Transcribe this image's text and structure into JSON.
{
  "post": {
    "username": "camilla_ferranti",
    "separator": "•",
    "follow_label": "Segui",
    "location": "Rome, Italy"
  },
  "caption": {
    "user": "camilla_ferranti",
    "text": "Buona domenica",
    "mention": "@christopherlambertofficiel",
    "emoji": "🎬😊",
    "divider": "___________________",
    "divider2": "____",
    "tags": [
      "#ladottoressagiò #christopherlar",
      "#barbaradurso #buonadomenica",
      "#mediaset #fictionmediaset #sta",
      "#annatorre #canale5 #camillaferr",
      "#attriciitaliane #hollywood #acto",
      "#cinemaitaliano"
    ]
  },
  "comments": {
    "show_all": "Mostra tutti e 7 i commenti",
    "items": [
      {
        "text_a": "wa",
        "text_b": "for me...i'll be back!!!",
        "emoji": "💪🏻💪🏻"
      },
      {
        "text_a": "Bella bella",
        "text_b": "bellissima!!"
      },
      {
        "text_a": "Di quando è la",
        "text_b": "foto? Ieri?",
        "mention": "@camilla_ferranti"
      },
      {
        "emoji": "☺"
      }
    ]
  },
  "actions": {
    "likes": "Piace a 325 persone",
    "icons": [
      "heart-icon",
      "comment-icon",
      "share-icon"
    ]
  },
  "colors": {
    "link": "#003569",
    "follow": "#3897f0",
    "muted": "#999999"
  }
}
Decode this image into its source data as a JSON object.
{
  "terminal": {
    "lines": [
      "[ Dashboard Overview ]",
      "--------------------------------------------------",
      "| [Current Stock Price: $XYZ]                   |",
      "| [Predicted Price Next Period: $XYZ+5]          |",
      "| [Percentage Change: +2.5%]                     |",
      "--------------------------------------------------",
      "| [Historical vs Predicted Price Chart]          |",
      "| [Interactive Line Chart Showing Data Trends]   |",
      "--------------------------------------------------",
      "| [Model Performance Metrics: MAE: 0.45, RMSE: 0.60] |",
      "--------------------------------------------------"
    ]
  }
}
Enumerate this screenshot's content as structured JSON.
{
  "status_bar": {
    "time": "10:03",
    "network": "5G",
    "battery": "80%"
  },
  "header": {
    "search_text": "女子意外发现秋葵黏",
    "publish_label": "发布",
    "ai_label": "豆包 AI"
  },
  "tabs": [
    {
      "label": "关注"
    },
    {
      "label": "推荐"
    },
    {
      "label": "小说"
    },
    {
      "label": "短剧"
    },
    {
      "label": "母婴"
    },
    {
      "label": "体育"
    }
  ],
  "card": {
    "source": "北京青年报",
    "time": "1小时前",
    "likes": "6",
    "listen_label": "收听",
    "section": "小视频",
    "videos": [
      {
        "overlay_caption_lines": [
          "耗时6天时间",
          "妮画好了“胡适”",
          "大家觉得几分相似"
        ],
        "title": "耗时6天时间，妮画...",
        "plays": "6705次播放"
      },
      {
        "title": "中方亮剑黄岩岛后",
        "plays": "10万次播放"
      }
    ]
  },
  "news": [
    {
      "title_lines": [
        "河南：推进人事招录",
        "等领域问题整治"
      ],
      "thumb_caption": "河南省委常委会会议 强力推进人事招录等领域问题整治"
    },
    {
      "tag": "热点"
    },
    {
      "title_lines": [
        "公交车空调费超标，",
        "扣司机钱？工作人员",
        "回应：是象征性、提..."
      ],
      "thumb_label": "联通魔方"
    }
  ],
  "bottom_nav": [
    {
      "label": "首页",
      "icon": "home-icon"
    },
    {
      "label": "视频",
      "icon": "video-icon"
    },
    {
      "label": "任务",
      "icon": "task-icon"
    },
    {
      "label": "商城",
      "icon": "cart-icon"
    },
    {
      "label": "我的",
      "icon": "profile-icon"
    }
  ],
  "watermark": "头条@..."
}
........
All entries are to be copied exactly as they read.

Transcribe this image's text and structure into JSON.
{
  "post": {
    "username": "camilla_ferranti",
    "separator": "•",
    "follow_label": "Segui",
    "location": "Rome, Italy"
  },
  "caption": {
    "user": "camilla_ferranti",
    "text": "Buona domenica",
    "mention": "@christopherlambertofficiel",
    "emoji": "🎬😊",
    "divider": "___________________",
    "divider2": "____",
    "tags": [
      "#ladottoressagiò #christopherlar",
      "#barbaradurso #buonadomenica",
      "#mediaset #fictionmediaset #sta",
      "#annatorre #canale5 #camillaferr",
      "#attriciitaliane #hollywood #acto",
      "#cinemaitaliano"
    ]
  },
  "comments": {
    "show_all": "Mostra tutti e 7 i commenti",
    "items": [
      {
        "text_a": "wa",
        "text_b": "for me...i'll be back!!!",
        "emoji": "💪🏻💪🏻"
      },
      {
        "text_a": "Bella bella",
        "text_b": "bellissima!!"
      },
      {
        "text_a": "Di quando è la",
        "text_b": "foto? Ieri?",
        "mention": "@camilla_ferranti"
      },
      {
        "emoji": "☺"
      }
    ]
  },
  "actions": {
    "likes": "Piace a 325 persone",
    "icons": [
      "heart-icon",
      "comment-icon",
      "share-icon"
    ]
  },
  "colors": {
    "link": "#003569",
    "follow": "#3897f0",
    "muted": "#999999"
  }
}
Decode this image into its source data as a JSON object.
{
  "terminal": {
    "lines": [
      "[ Dashboard Overview ]",
      "--------------------------------------------------",
      "| [Current Stock Price: $XYZ]                   |",
      "| [Predicted Price Next Period: $XYZ+5]          |",
      "| [Percentage Change: +2.5%]                     |",
      "--------------------------------------------------",
      "| [Historical vs Predicted Price Chart]          |",
      "| [Interactive Line Chart Showing Data Trends]   |",
      "--------------------------------------------------",
      "| [Model Performance Metrics: MAE: 0.45, RMSE: 0.60] |",
      "--------------------------------------------------"
    ]
  }
}
Enumerate this screenshot's content as structured JSON.
{
  "status_bar": {
    "time": "10:03",
    "network": "5G",
    "battery": "80%"
  },
  "header": {
    "search_text": "女子意外发现秋葵黏",
    "publish_label": "发布",
    "ai_label": "豆包 AI"
  },
  "tabs": [
    {
      "label": "关注"
    },
    {
      "label": "推荐"
    },
    {
      "label": "小说"
    },
    {
      "label": "短剧"
    },
    {
      "label": "母婴"
    },
    {
      "label": "体育"
    }
  ],
  "card": {
    "source": "北京青年报",
    "time": "1小时前",
    "likes": "6",
    "listen_label": "收听",
    "section": "小视频",
    "videos": [
      {
        "overlay_caption_lines": [
          "耗时6天时间",
          "妮画好了“胡适”",
          "大家觉得几分相似"
        ],
        "title": "耗时6天时间，妮画...",
        "plays": "6705次播放"
      },
      {
        "title": "中方亮剑黄岩岛后",
        "plays": "10万次播放"
      }
    ]
  },
  "news": [
    {
      "title_lines": [
        "河南：推进人事招录",
        "等领域问题整治"
      ],
      "thumb_caption": "河南省委常委会会议 强力推进人事招录等领域问题整治"
    },
    {
      "tag": "热点"
    },
    {
      "title_lines": [
        "公交车空调费超标，",
        "扣司机钱？工作人员",
        "回应：是象征性、提..."
      ],
      "thumb_label": "联通魔方"
    }
  ],
  "bottom_nav": [
    {
      "label": "首页",
      "icon": "home-icon"
    },
    {
      "label": "视频",
      "icon": "video-icon"
    },
    {
      "label": "任务",
      "icon": "task-icon"
    },
    {
      "label": "商城",
      "icon": "cart-icon"
    },
    {
      "label": "我的",
      "icon": "profile-icon"
    }
  ],
  "watermark": "头条@..."
}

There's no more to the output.